» Exercise instructions:
Copy each line of the data below with the word "icon".

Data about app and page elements

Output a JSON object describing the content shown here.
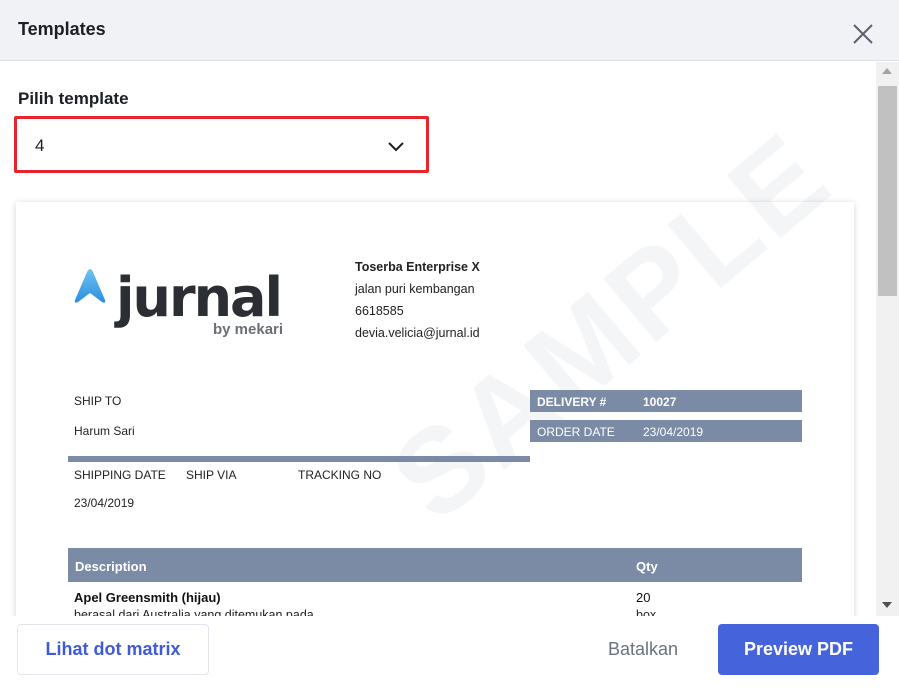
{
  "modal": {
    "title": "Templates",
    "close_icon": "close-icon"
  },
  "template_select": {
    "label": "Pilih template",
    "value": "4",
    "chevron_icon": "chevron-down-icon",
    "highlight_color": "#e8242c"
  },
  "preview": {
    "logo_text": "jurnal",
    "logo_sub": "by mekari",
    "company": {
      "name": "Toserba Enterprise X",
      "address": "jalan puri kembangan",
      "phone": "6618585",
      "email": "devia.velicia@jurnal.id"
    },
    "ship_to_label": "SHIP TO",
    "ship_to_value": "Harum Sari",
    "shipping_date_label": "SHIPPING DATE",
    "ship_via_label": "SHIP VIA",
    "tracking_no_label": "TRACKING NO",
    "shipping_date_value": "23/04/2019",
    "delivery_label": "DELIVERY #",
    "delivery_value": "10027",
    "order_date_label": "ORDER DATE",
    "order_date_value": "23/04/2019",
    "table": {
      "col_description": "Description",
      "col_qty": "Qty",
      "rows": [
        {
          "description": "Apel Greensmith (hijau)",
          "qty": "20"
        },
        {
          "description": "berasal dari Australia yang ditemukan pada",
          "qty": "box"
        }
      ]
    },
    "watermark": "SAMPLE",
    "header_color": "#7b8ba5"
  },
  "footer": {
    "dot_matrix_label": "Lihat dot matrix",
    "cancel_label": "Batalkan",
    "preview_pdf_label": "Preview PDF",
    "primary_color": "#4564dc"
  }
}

» Expected answer:
    "close_icon": "close-icon"
    "chevron_icon": "chevron-down-icon",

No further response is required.